## Stored items
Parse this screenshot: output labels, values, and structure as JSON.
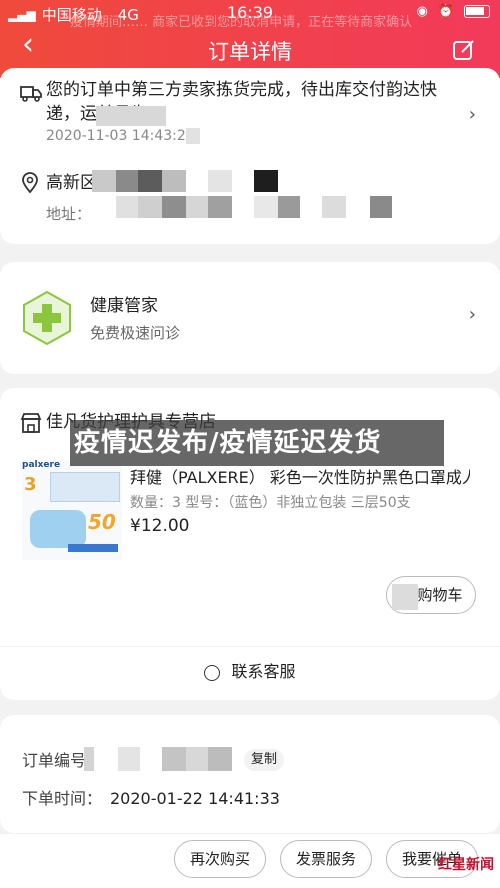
{
  "status_bar": {
    "carrier": "中国移动",
    "network": "4G",
    "time": "16:39"
  },
  "header": {
    "title": "订单详情",
    "notice": "疫情期间…… 商家已收到您的取消申请，正在等待商家确认"
  },
  "shipping": {
    "message": "您的订单中第三方卖家拣货完成，待出库交付韵达快递，运单号为",
    "timestamp": "2020-11-03 14:43:29",
    "address_name": "高新区",
    "address_label": "地址："
  },
  "health": {
    "title": "健康管家",
    "subtitle": "免费极速问诊"
  },
  "store": {
    "name": "佳凡货护理护具专营店",
    "product": {
      "brand_tag": "palxere",
      "name": "拜健（PALXERE） 彩色一次性防护黑色口罩成人...",
      "spec": "数量：3  型号：（蓝色）非独立包装 三层50支",
      "price": "¥12.00",
      "image_badge": "50",
      "image_count": "3"
    },
    "cart_button": "购物车",
    "service_button": "联系客服"
  },
  "overlay_caption": "疫情迟发布/疫情延迟发货",
  "order": {
    "number_label": "订单编号：",
    "copy_button": "复制",
    "time_label": "下单时间：",
    "time_value": "2020-01-22 14:41:33"
  },
  "actions": {
    "rebuy": "再次购买",
    "invoice": "发票服务",
    "urge": "我要催单"
  },
  "watermark": "红星新闻",
  "colors": {
    "header_start": "#f04a3c",
    "header_end": "#f23a5a",
    "health_green": "#8cc63f"
  }
}
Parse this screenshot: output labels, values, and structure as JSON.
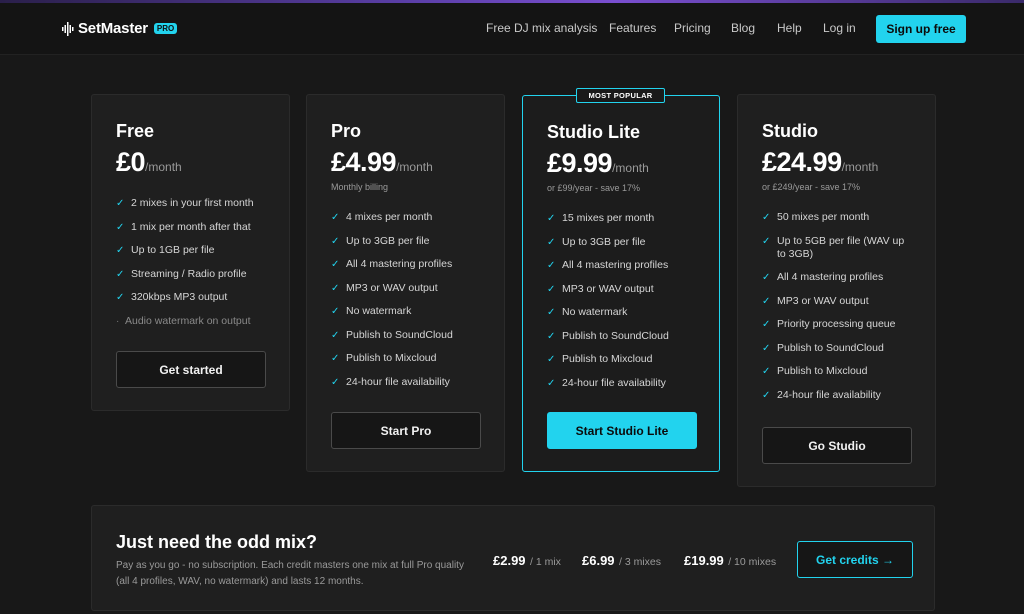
{
  "nav": {
    "brand": "SetMaster",
    "brand_badge": "PRO",
    "links": [
      "Free DJ mix analysis",
      "Features",
      "Pricing",
      "Blog",
      "Help",
      "Log in"
    ],
    "signup_label": "Sign up free"
  },
  "accent_color": "#22d3ee",
  "icons": {
    "feature_check": "check-icon",
    "feature_bullet": "bullet-icon",
    "logo": "waveform-icon"
  },
  "plans": [
    {
      "name": "Free",
      "price": "£0",
      "period": "/month",
      "billing": "",
      "features": [
        {
          "text": "2 mixes in your first month",
          "included": true
        },
        {
          "text": "1 mix per month after that",
          "included": true
        },
        {
          "text": "Up to 1GB per file",
          "included": true
        },
        {
          "text": "Streaming / Radio profile",
          "included": true
        },
        {
          "text": "320kbps MP3 output",
          "included": true
        },
        {
          "text": "Audio watermark on output",
          "included": false
        }
      ],
      "cta": "Get started"
    },
    {
      "name": "Pro",
      "price": "£4.99",
      "period": "/month",
      "billing": "Monthly billing",
      "features": [
        {
          "text": "4 mixes per month",
          "included": true
        },
        {
          "text": "Up to 3GB per file",
          "included": true
        },
        {
          "text": "All 4 mastering profiles",
          "included": true
        },
        {
          "text": "MP3 or WAV output",
          "included": true
        },
        {
          "text": "No watermark",
          "included": true
        },
        {
          "text": "Publish to SoundCloud",
          "included": true
        },
        {
          "text": "Publish to Mixcloud",
          "included": true
        },
        {
          "text": "24-hour file availability",
          "included": true
        }
      ],
      "cta": "Start Pro"
    },
    {
      "name": "Studio Lite",
      "badge": "MOST POPULAR",
      "price": "£9.99",
      "period": "/month",
      "billing": "or £99/year - save 17%",
      "features": [
        {
          "text": "15 mixes per month",
          "included": true
        },
        {
          "text": "Up to 3GB per file",
          "included": true
        },
        {
          "text": "All 4 mastering profiles",
          "included": true
        },
        {
          "text": "MP3 or WAV output",
          "included": true
        },
        {
          "text": "No watermark",
          "included": true
        },
        {
          "text": "Publish to SoundCloud",
          "included": true
        },
        {
          "text": "Publish to Mixcloud",
          "included": true
        },
        {
          "text": "24-hour file availability",
          "included": true
        }
      ],
      "cta": "Start Studio Lite"
    },
    {
      "name": "Studio",
      "price": "£24.99",
      "period": "/month",
      "billing": "or £249/year - save 17%",
      "features": [
        {
          "text": "50 mixes per month",
          "included": true
        },
        {
          "text": "Up to 5GB per file (WAV up to 3GB)",
          "included": true
        },
        {
          "text": "All 4 mastering profiles",
          "included": true
        },
        {
          "text": "MP3 or WAV output",
          "included": true
        },
        {
          "text": "Priority processing queue",
          "included": true
        },
        {
          "text": "Publish to SoundCloud",
          "included": true
        },
        {
          "text": "Publish to Mixcloud",
          "included": true
        },
        {
          "text": "24-hour file availability",
          "included": true
        }
      ],
      "cta": "Go Studio"
    }
  ],
  "credits": {
    "title": "Just need the odd mix?",
    "description": "Pay as you go - no subscription. Each credit masters one mix at full Pro quality (all 4 profiles, WAV, no watermark) and lasts 12 months.",
    "bundles": [
      {
        "price": "£2.99",
        "qty": "/ 1 mix"
      },
      {
        "price": "£6.99",
        "qty": "/ 3 mixes"
      },
      {
        "price": "£19.99",
        "qty": "/ 10 mixes"
      }
    ],
    "cta": "Get credits →"
  }
}
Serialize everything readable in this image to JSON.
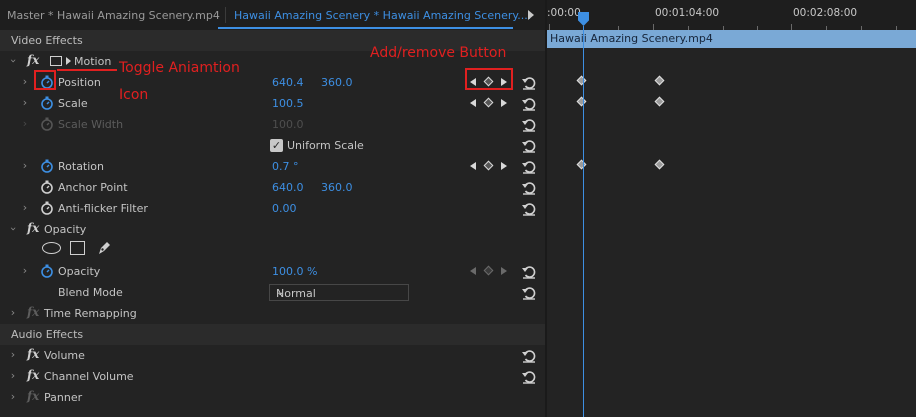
{
  "tabs": {
    "master": "Master * Hawaii Amazing Scenery.mp4",
    "sequence": "Hawaii Amazing Scenery * Hawaii Amazing Scenery...."
  },
  "sections": {
    "video": "Video Effects",
    "audio": "Audio Effects"
  },
  "fx_symbol": "fx",
  "motion": {
    "label": "Motion",
    "position": {
      "label": "Position",
      "x": "640.4",
      "y": "360.0"
    },
    "scale": {
      "label": "Scale",
      "value": "100.5"
    },
    "scale_width": {
      "label": "Scale Width",
      "value": "100.0"
    },
    "uniform_scale": {
      "label": "Uniform Scale",
      "checked": true
    },
    "rotation": {
      "label": "Rotation",
      "value": "0.7 °"
    },
    "anchor": {
      "label": "Anchor Point",
      "x": "640.0",
      "y": "360.0"
    },
    "flicker": {
      "label": "Anti-flicker Filter",
      "value": "0.00"
    }
  },
  "opacity": {
    "label": "Opacity",
    "opacity_prop": {
      "label": "Opacity",
      "value": "100.0 %"
    },
    "blend": {
      "label": "Blend Mode",
      "value": "Normal"
    }
  },
  "time_remapping": {
    "label": "Time Remapping"
  },
  "audio": {
    "volume": "Volume",
    "channel_volume": "Channel Volume",
    "panner": "Panner"
  },
  "timeline": {
    "times": [
      ":00:00",
      "00:01:04:00",
      "00:02:08:00"
    ],
    "clip_name": "Hawaii Amazing Scenery.mp4"
  },
  "annotations": {
    "toggle_line1": "Toggle Aniamtion",
    "toggle_line2": "Icon",
    "add_remove": "Add/remove Button"
  },
  "colors": {
    "accent": "#3d8fe3",
    "annotation": "#e02020",
    "clip": "#7aa9d6"
  }
}
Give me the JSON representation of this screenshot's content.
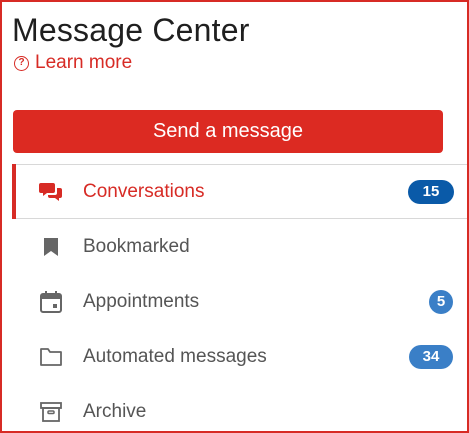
{
  "header": {
    "title": "Message Center",
    "learn_more": "Learn more",
    "learn_more_icon": "help-circle-icon"
  },
  "actions": {
    "send_message": "Send a message"
  },
  "nav": {
    "items": [
      {
        "label": "Conversations",
        "icon": "chat-bubbles-icon",
        "badge": "15",
        "active": true
      },
      {
        "label": "Bookmarked",
        "icon": "bookmark-icon",
        "badge": null,
        "active": false
      },
      {
        "label": "Appointments",
        "icon": "calendar-icon",
        "badge": "5",
        "active": false
      },
      {
        "label": "Automated messages",
        "icon": "folder-icon",
        "badge": "34",
        "active": false
      },
      {
        "label": "Archive",
        "icon": "archive-box-icon",
        "badge": null,
        "active": false
      }
    ]
  },
  "colors": {
    "accent": "#d72b25",
    "badge_blue": "#3a7fc7",
    "badge_dark_blue": "#0a5aa8",
    "icon_gray": "#666666"
  }
}
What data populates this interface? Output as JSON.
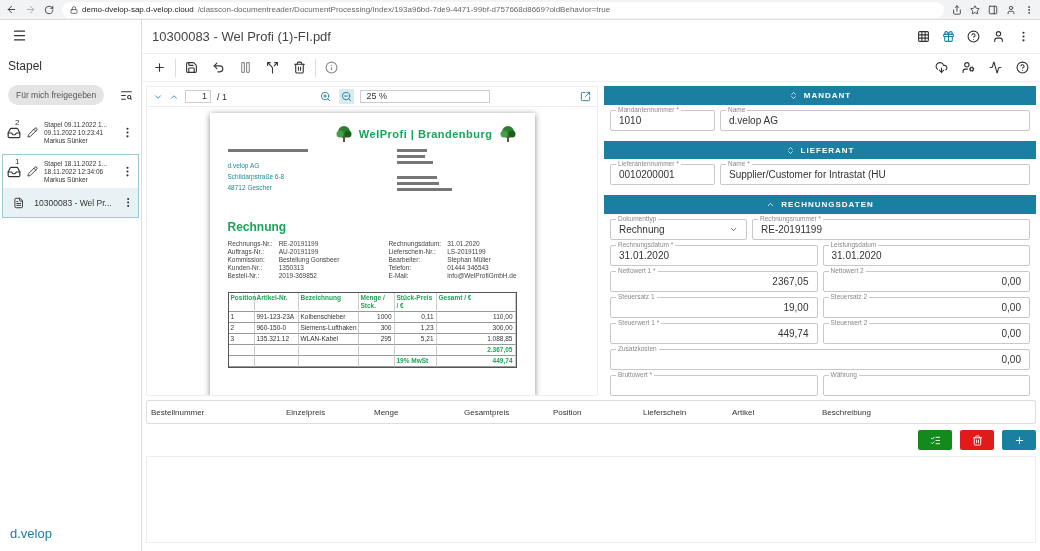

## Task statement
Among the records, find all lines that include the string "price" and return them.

## Written answer
      "price": "¥12.00",
      "price": "£0",
      "price": "£4.99",
      "price": "£9.99",
      "price": "£24.99",
        "price": "£2.99",
        "price": "£6.99",
        "price": "£19.99",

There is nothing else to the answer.